Boston doesn’t need a young defenseman approaching his prime– they’ve got Charlie McAvoy, Carlo, and Matt Grzelcyk already in those roles with Urho Vaakanainen, Jakub Zboril and Jeremy Lauzon (just to name a few) coming down the pipeline in the system.

In other words, a hypothetical Krug for current-RFA, Darnell Nurse, deal wouldn’t look good. Especially when you look at the stats.

In just 2017-18 alone, Krug’s 14-45–59 totals in 76 games decimate Nurse’s 6-20–26 totals in 82 games with the Oilers. While shutdown defenders are favorable for their defensive purposes, giving up 33 points from the backend for one player alone isn’t sound.
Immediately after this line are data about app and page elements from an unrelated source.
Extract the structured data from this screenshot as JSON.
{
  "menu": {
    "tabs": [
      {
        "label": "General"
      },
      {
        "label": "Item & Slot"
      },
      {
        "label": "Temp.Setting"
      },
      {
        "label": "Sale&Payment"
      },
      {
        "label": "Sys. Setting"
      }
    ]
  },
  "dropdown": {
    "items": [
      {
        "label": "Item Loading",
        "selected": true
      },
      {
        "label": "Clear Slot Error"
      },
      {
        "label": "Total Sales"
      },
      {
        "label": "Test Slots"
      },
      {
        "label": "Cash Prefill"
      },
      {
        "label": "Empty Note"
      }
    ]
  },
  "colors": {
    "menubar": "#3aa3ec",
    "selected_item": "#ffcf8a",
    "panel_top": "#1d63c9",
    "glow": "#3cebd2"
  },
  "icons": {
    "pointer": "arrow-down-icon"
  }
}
Especially with Krug as Boston’s offensive defenseman centerpiece over the two-way skills of McAvoy.

Sure, Nurse is only 23, but he needs a new contract as things stand right now with Boston looking at pay raises for both McAvoy (likely a hefty one) and Carlo in the summer of 2019. Then there’s that whole “already in his prime” thing going on with Krug. It’s perfectly fine to hold onto a defender in their prime into their early/mid-30s.

What about Oscar Klefbom? Could the Bruins improve in a one-for-one involving Krug for him?

Again, the answer is no.

Klefbom, 25, is two-years younger than Krug (so that whole “already in his prime thing”, yeah, that’s not favoring Klefbom in this hypothetical) and had 5-16–21 totals in 66 games for the Oilers last season. He was also a minus-12, which was surprisingly worse than everyone’s favorite Chiarelli overvalued blueliner in Edmonton– Kris Russell.

Russell was a minus-seven in 78 games and had, yep, 4-17–21 totals at 31-years-old.

Sure, adding Klefbom (6’3″) in place of Krug (5’9″) adds height, but it hinders skill.

There’s always that change of scenery argument, but there shouldn’t be anything attractive in Edmonton. Hard pass on any and all one-for-ones unless Connor McDavid is involved for some insane reason.

And for the record, Chiarelli’s prized possession in his biggest one-for-one trade in Edmonton (Taylor Hall to the New Jersey Devils for Adam Larsson) had 4-9–13 totals in 63 games last season. Larsson’s only reached the 20-point plateau once in his career (24 points in 64 games for New Jersey in 2014-15). Ouch.

If you’re thinking of trading Krug for any reason, don’t let it be in a one-for-one with the Oilers.